→ **Try it**: Among the lines below, some may hold the word "more"; state how many do, giving only the number.

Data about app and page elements
--- START ---

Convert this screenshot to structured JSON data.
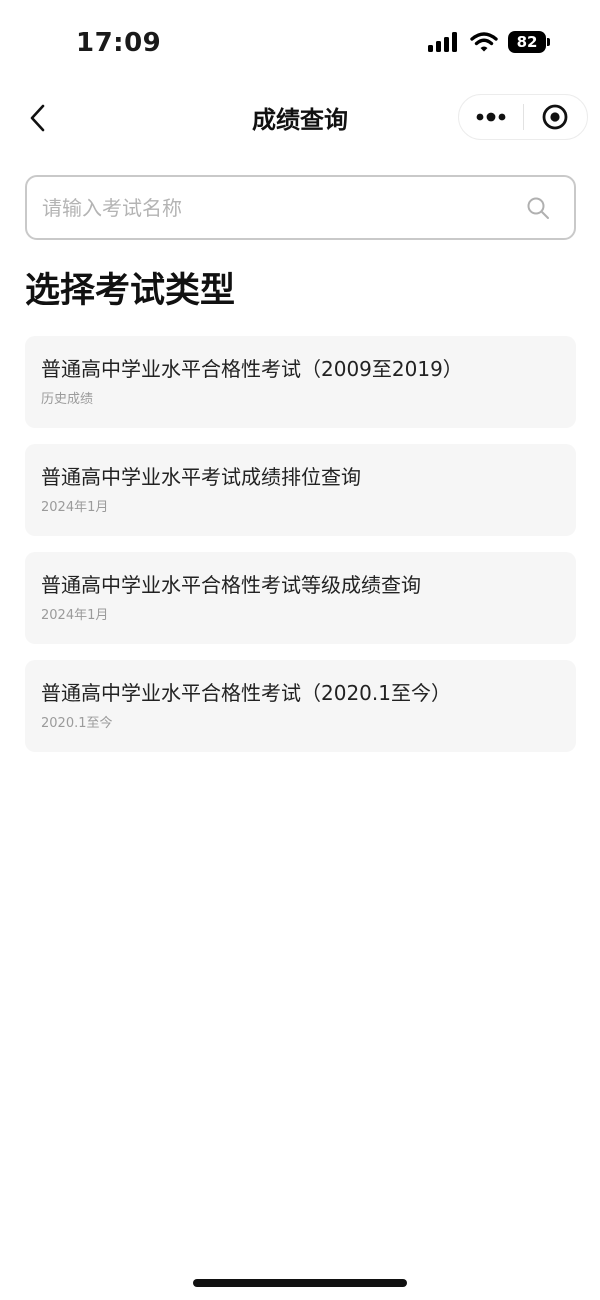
{
  "status": {
    "time": "17:09",
    "battery": "82"
  },
  "nav": {
    "title": "成绩查询"
  },
  "search": {
    "placeholder": "请输入考试名称"
  },
  "section_title": "选择考试类型",
  "exams": [
    {
      "title": "普通高中学业水平合格性考试（2009至2019）",
      "subtitle": "历史成绩"
    },
    {
      "title": "普通高中学业水平考试成绩排位查询",
      "subtitle": "2024年1月"
    },
    {
      "title": "普通高中学业水平合格性考试等级成绩查询",
      "subtitle": "2024年1月"
    },
    {
      "title": "普通高中学业水平合格性考试（2020.1至今）",
      "subtitle": "2020.1至今"
    }
  ],
  "icons": {
    "back": "chevron-left-icon",
    "more": "more-dots-icon",
    "close": "target-close-icon",
    "search": "search-icon"
  }
}
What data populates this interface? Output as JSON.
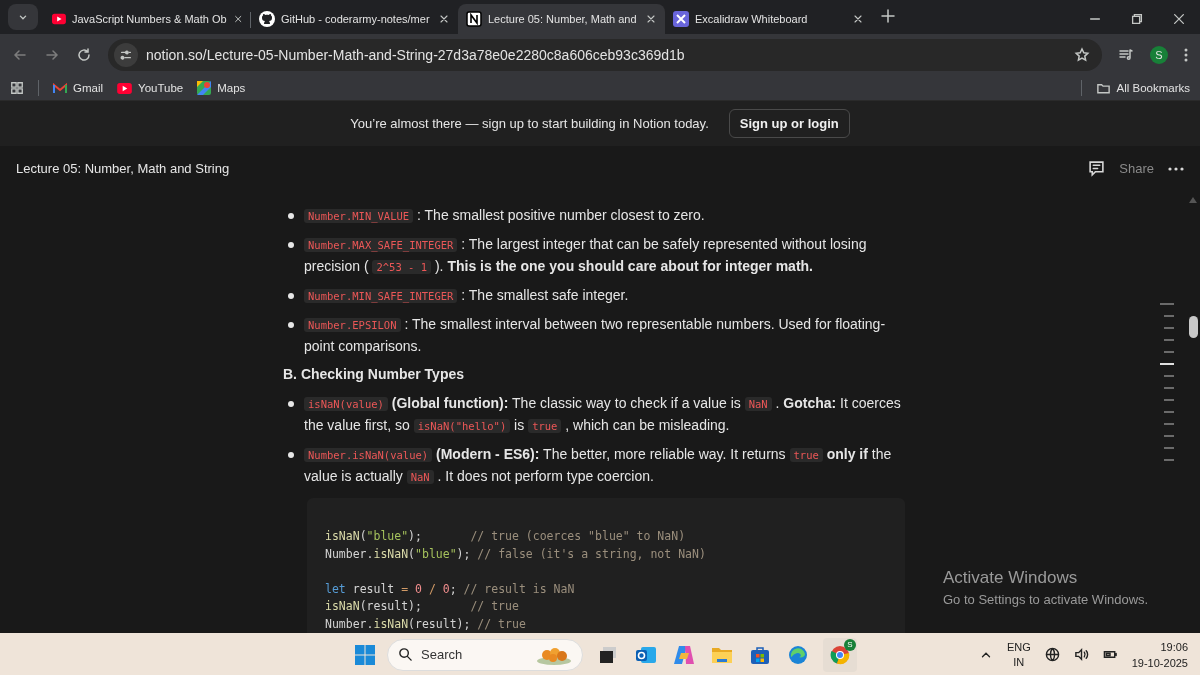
{
  "browser": {
    "tabs": [
      {
        "title": "JavaScript Numbers & Math Ob",
        "selected": false
      },
      {
        "title": "GitHub - coderarmy-notes/mer",
        "selected": false
      },
      {
        "title": "Lecture 05: Number, Math and",
        "selected": true
      },
      {
        "title": "Excalidraw Whiteboard",
        "selected": false
      }
    ],
    "address": "notion.so/Lecture-05-Number-Math-and-String-27d3a78e0e2280c8a606ceb93c369d1b",
    "profile": "S",
    "bookmarks": [
      "Gmail",
      "YouTube",
      "Maps"
    ],
    "all_bookmarks": "All Bookmarks"
  },
  "banner": {
    "text": "You’re almost there — sign up to start building in Notion today.",
    "button": "Sign up or login"
  },
  "page": {
    "title": "Lecture 05: Number, Math and String",
    "share": "Share"
  },
  "list_1": [
    [
      {
        "kind": "code",
        "text": "Number.MIN_VALUE"
      },
      {
        "kind": "text",
        "text": " : The smallest positive number closest to zero."
      }
    ],
    [
      {
        "kind": "code",
        "text": "Number.MAX_SAFE_INTEGER"
      },
      {
        "kind": "text",
        "text": " : The largest integer that can be safely represented without losing precision ( "
      },
      {
        "kind": "code",
        "text": "2^53 - 1"
      },
      {
        "kind": "text",
        "text": " ). **This is the one you should care about for integer math.**"
      }
    ],
    [
      {
        "kind": "code",
        "text": "Number.MIN_SAFE_INTEGER"
      },
      {
        "kind": "text",
        "text": " : The smallest safe integer."
      }
    ],
    [
      {
        "kind": "code",
        "text": "Number.EPSILON"
      },
      {
        "kind": "text",
        "text": " : The smallest interval between two representable numbers. Used for floating-point comparisons."
      }
    ]
  ],
  "heading": "B. Checking Number Types",
  "list_2": [
    [
      {
        "kind": "code",
        "text": "isNaN(value)"
      },
      {
        "kind": "text",
        "text": " **(Global function):** The classic way to check if a value is "
      },
      {
        "kind": "code",
        "text": "NaN"
      },
      {
        "kind": "text",
        "text": " . **Gotcha:** It coerces the value first, so "
      },
      {
        "kind": "code",
        "text": "isNaN(\"hello\")"
      },
      {
        "kind": "text",
        "text": " is "
      },
      {
        "kind": "code",
        "text": "true"
      },
      {
        "kind": "text",
        "text": " , which can be misleading."
      }
    ],
    [
      {
        "kind": "code",
        "text": "Number.isNaN(value)"
      },
      {
        "kind": "text",
        "text": " **(Modern - ES6):** The better, more reliable way. It returns "
      },
      {
        "kind": "code",
        "text": "true"
      },
      {
        "kind": "text",
        "text": " **only if** the value is actually "
      },
      {
        "kind": "code",
        "text": "NaN"
      },
      {
        "kind": "text",
        "text": " . It does not perform type coercion."
      }
    ]
  ],
  "code_block": {
    "lines": [
      {
        "kind": "code",
        "tokens": [
          {
            "kind": "fn",
            "text": "isNaN"
          },
          {
            "kind": "plain",
            "text": "("
          },
          {
            "kind": "str",
            "text": "\"blue\""
          },
          {
            "kind": "plain",
            "text": ");       "
          },
          {
            "kind": "comment",
            "text": "// true (coerces \"blue\" to NaN)"
          }
        ]
      },
      {
        "kind": "code",
        "tokens": [
          {
            "kind": "plain",
            "text": "Number."
          },
          {
            "kind": "fn",
            "text": "isNaN"
          },
          {
            "kind": "plain",
            "text": "("
          },
          {
            "kind": "str",
            "text": "\"blue\""
          },
          {
            "kind": "plain",
            "text": "); "
          },
          {
            "kind": "comment",
            "text": "// false (it's a string, not NaN)"
          }
        ]
      },
      {
        "kind": "blank"
      },
      {
        "kind": "code",
        "tokens": [
          {
            "kind": "kw",
            "text": "let"
          },
          {
            "kind": "plain",
            "text": " result "
          },
          {
            "kind": "op",
            "text": "= "
          },
          {
            "kind": "num",
            "text": "0"
          },
          {
            "kind": "op",
            "text": " / "
          },
          {
            "kind": "num",
            "text": "0"
          },
          {
            "kind": "plain",
            "text": "; "
          },
          {
            "kind": "comment",
            "text": "// result is NaN"
          }
        ]
      },
      {
        "kind": "code",
        "tokens": [
          {
            "kind": "fn",
            "text": "isNaN"
          },
          {
            "kind": "plain",
            "text": "(result);       "
          },
          {
            "kind": "comment",
            "text": "// true"
          }
        ]
      },
      {
        "kind": "code",
        "tokens": [
          {
            "kind": "plain",
            "text": "Number."
          },
          {
            "kind": "fn",
            "text": "isNaN"
          },
          {
            "kind": "plain",
            "text": "(result); "
          },
          {
            "kind": "comment",
            "text": "// true"
          }
        ]
      }
    ]
  },
  "activation": {
    "title": "Activate Windows",
    "subtitle": "Go to Settings to activate Windows."
  },
  "taskbar": {
    "search_placeholder": "Search",
    "chrome_badge": "S",
    "language": "ENG",
    "region": "IN",
    "time": "19:06",
    "date": "19-10-2025"
  }
}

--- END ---

→ **Solved problem**: 2